Work instructions: How many lines in the entries below include the word "chevron"? Respond with the number only.

┄┄┄┄┄┄┄┄┄┄

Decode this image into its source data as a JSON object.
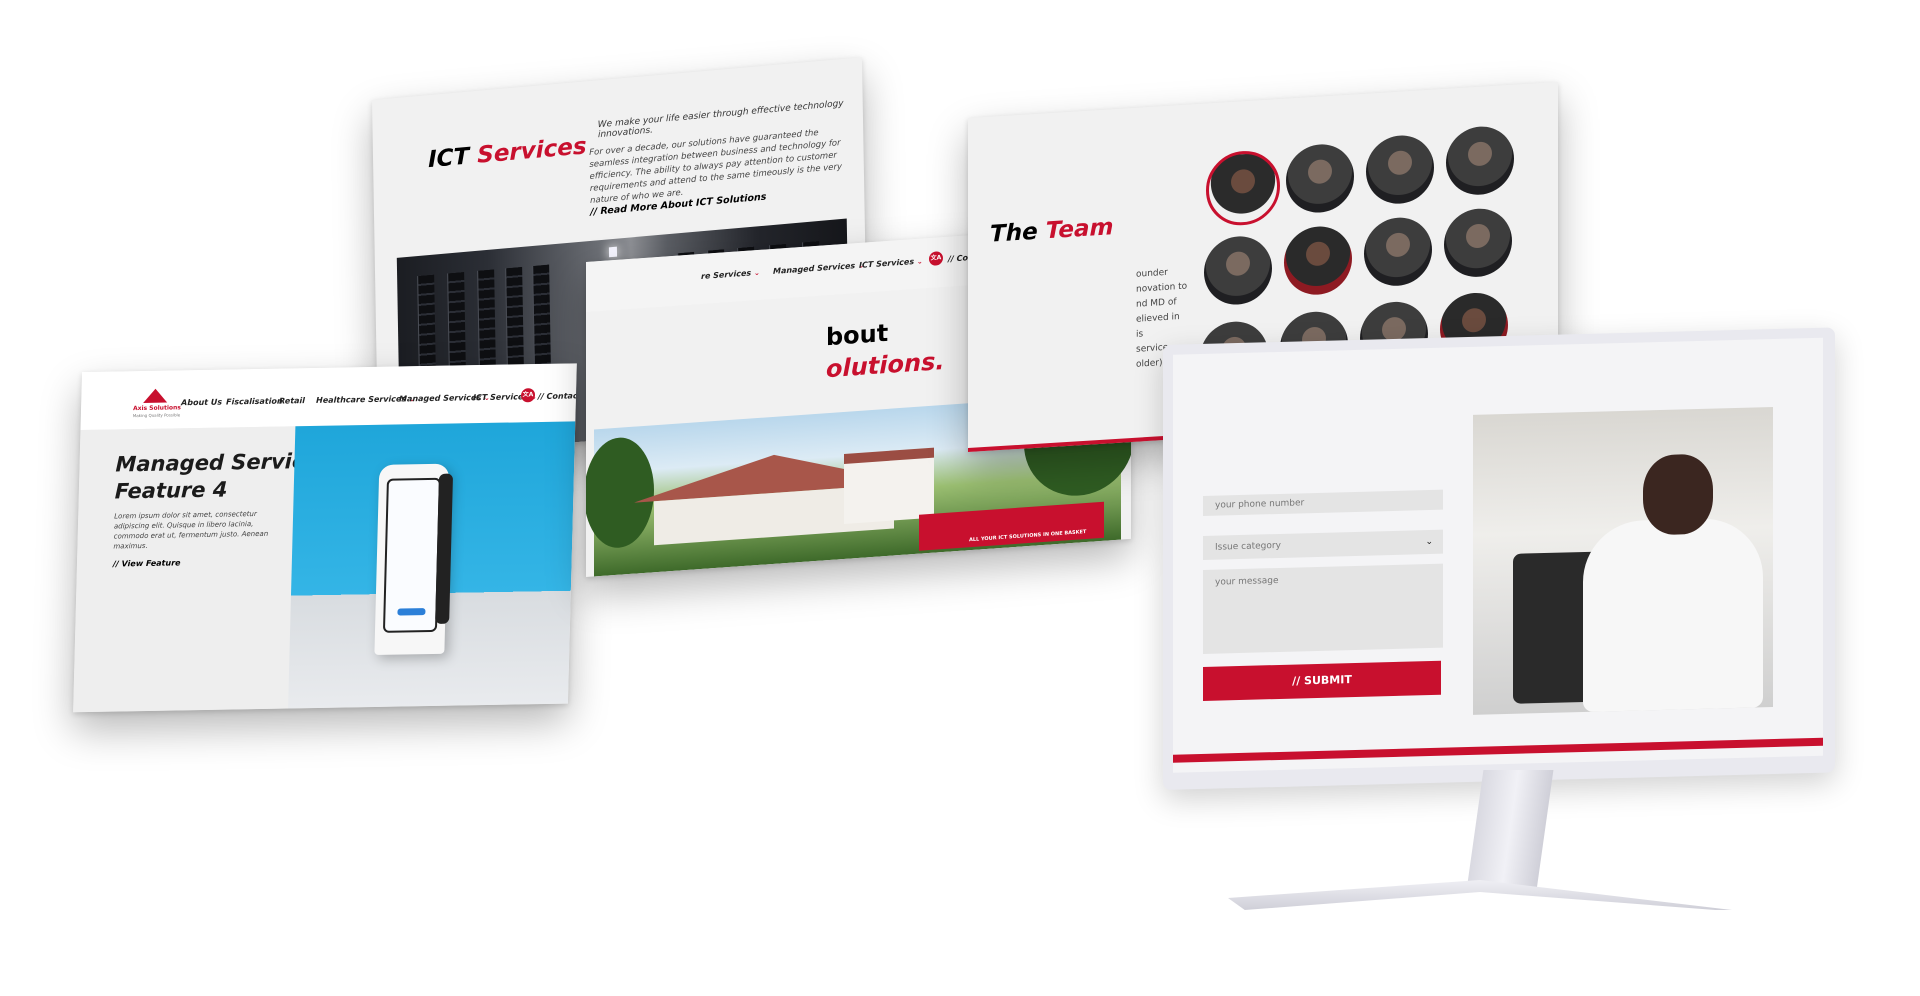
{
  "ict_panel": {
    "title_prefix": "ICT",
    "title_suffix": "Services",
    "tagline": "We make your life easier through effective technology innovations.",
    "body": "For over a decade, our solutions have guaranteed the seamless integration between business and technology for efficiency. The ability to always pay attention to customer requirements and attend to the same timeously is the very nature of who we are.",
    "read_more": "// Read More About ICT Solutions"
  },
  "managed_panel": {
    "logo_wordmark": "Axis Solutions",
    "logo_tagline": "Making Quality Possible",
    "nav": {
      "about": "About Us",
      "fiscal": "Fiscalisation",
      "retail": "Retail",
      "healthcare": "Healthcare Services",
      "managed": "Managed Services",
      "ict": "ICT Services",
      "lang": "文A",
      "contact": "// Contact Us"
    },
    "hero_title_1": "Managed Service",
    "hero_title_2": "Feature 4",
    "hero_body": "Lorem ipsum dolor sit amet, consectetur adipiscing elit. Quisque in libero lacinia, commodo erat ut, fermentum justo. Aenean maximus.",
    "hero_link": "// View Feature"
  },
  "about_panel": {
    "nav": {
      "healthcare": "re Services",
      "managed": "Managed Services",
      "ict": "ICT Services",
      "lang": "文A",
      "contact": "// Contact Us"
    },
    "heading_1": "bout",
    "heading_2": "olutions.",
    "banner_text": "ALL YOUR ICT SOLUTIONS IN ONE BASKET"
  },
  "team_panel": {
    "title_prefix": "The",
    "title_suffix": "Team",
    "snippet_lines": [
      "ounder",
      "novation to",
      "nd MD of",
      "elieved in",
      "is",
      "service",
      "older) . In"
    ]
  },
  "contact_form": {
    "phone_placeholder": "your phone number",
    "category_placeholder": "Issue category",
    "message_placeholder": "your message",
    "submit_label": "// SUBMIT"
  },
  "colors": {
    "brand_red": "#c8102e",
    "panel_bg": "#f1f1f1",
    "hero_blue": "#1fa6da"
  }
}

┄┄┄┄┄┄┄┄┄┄

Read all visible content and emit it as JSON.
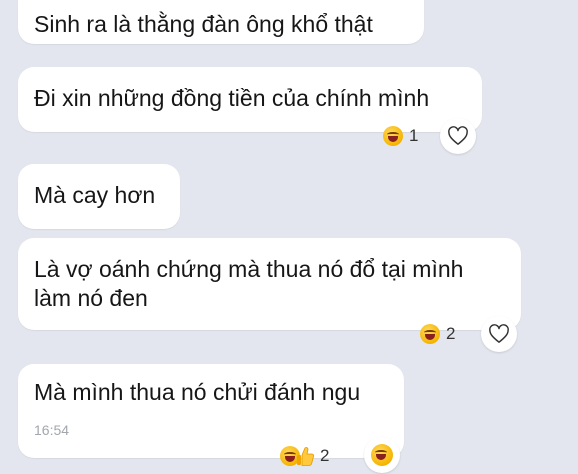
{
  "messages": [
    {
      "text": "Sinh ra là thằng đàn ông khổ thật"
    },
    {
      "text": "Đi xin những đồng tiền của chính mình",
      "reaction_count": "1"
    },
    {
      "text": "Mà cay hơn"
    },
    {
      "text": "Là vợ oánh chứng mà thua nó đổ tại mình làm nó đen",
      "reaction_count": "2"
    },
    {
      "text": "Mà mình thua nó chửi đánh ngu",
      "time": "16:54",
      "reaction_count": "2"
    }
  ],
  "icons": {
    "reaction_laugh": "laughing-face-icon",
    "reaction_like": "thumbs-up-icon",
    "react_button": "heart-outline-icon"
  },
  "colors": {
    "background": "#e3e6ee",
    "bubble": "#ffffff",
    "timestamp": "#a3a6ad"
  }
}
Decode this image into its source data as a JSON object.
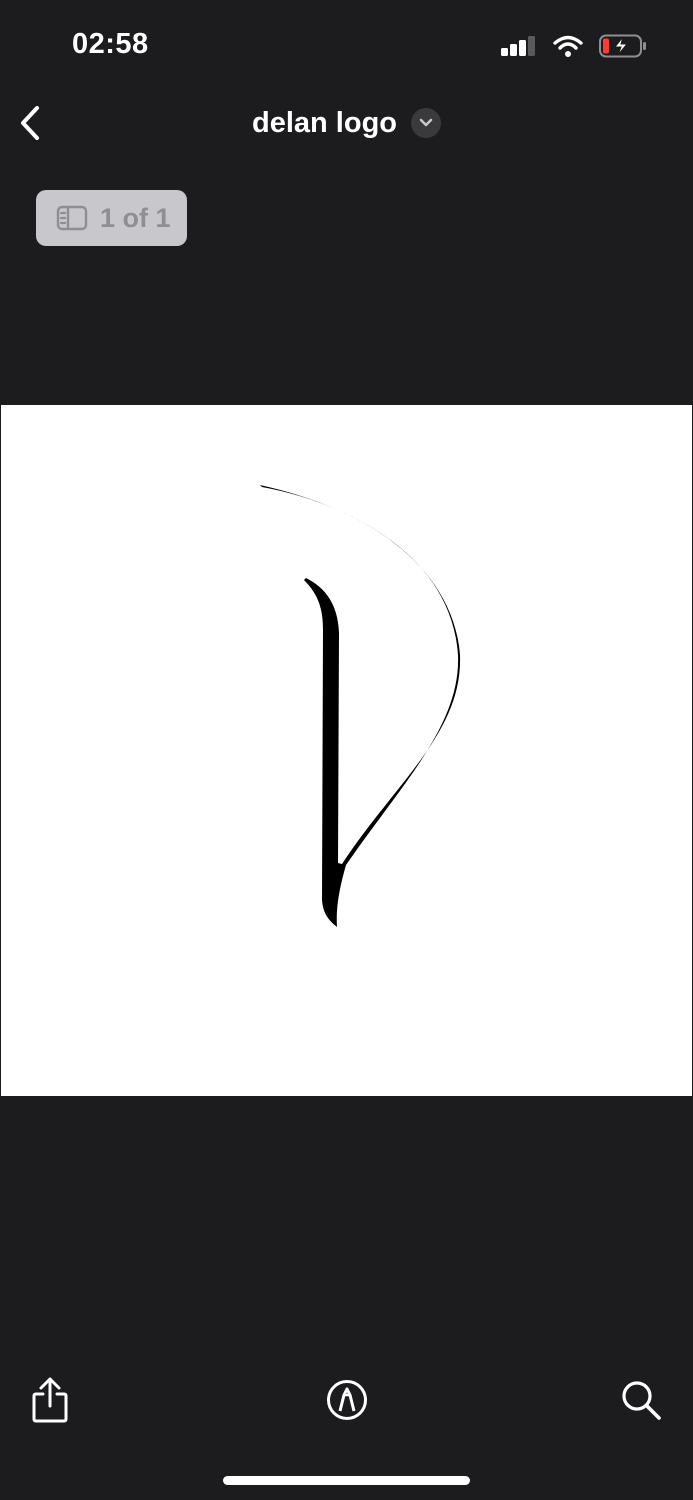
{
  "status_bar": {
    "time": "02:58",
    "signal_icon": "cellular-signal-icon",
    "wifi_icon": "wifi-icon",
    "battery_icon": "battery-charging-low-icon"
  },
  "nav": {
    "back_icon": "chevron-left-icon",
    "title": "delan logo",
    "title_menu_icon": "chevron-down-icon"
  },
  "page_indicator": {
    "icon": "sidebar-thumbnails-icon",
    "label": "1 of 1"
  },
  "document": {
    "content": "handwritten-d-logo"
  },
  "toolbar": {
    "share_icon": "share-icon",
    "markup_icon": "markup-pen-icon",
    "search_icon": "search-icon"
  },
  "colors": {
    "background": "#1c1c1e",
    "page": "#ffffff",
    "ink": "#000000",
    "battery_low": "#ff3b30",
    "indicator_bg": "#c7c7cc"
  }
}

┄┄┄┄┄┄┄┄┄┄

Task solution: 2